Penalties for violating possession limits, making illegal cannabis sales, such as selling to a minor, and exceeding personal cultivation limits can be up to five years in prison and a $10,000 fine.

The law also deals with cannabis and motor vehicles by creating an “Open package” law prohibiting possession of opened cannabis products in a vehicle similar the existing “Open bottle” law; specifying that a person operating a motor vehicle gives implied consent to be tested for impairment; requiring driver education courses to include information on the effects of cannabis consumption on the ability of a person to operate a motor vehicle; and, effective May 31, 2023, the Department of Public Safety must design, plan, and implement a pilot project to study oral fluid roadside testing instruments to determine the presence of cannabis in individuals stopped or arrested for driving while impaired. (Art. 4, Secs. 19-20, 30-33)


Effective Aug. 1, 2023, the law will automatically expunge the criminal records of Minnesotans with petty misdemeanor and misdemeanor cannabis convictions. Expunged records aren’t destroyed, but they’re removed from the public view and won’t appear in criminal background checks.
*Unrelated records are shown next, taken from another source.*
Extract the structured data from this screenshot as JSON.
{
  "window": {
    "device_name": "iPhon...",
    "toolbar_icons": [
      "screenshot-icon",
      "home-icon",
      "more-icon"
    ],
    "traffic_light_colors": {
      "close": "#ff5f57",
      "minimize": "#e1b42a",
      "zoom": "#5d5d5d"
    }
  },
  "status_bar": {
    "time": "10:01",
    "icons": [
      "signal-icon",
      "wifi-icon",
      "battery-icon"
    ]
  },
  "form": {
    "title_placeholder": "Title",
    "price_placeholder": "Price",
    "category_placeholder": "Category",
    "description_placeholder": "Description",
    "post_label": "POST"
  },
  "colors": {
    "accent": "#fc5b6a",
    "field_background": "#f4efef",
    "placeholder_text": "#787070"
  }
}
The Bureau of Criminal Apprehension is charged with identifying low-level cannabis offenders whose records are in the BCA’s system, sealing those records, notifying law enforcement and other agencies of the grant of expungement, and directing the judicial branch to expunge records.

For felony or other cannabis convictions not eligible for automatic expungement, records will not be cleared automatically, but examined on a case-by-case basis by the Cannabis Expungement Board.

The new law gives the board the power to determine whether a person’s felony cannabis conviction should be vacated, charges should be dismissed, and records should be expunged, or whether the person should be resentenced to a lesser offense. (Art. 5, Secs. 2-3)

Other provisions

The law also calls for:

• the governor, effective May 31, 2023, to negotiate compacts with American Indian tribes regarding medical cannabis and adult-use cannabis;

• requiring education programs on the physical and mental effects of cannabis use;

• requiring the Department of Health to collect data on cannabis use in the state;

• setting conditions governing workplace testing for cannabis; and

• repealing several existing statutes and rules governing the medical cannabis registry program. (Art. 6, Secs. 1-2, 7-8; Art. 7, Sec. 4; Art. 8, Sec. 1)


To pay for establishing the regulatory structure for adult-use cannabis and other costs that will be incurred before the legal sale of adult-use cannabis begins to generate retail tax and license fee revenue, the law appropriates, effective July 1, 2023:

• $39.6 million for the Office of Cannabis Management;

• $23.6 million to the Department of Health for grants to local and tribal health departments, youth education, and education grants for pregnant or breastfeeding individuals;

• $15 million to the Office of Traffic Safety in the Department of Public Safety for drug recognition evaluator training;

• $12 million to the Department of Employment and Economic Development for the CanStartup, CanNavigate, and CanTrain programs;

• $11.2 million for the Cannabis Expungement Board;

• $11 million transferred from the General Fund to the substance use treatment, recovery, and prevention grant account;

• $8.5 million to the Department of Revenue;

• $5 million to the University of Minnesota to establish a Center for Cannabis Research within the School of Public Health;

• $3 million to district courts to support treatment courts;

• $2.6 million to the Office of Traffic Safety for a roadside testing pilot project; and

• $2.2 million to the Department of Health for the temporary regulation of edible products extracted from hemp.

Effective May 31, 2023, the Bureau of Criminal Apprehension will get $6.66 million in fiscal year 2023 and $3.6 million in fiscal year 2025 to identify and provide records of convictions for offenses involving the possession of cannabis that may be eligible for expungement and resentencing.

New Laws 2024

Main About Search
HF0100* / SF0073 / CH63
House Chief Author: Stephenson
Senate Chief Author: Port
Effective Dates: See chapter summary in the file link above.
* The legislative bill marked with an asterisk denotes the file submitted to the governor.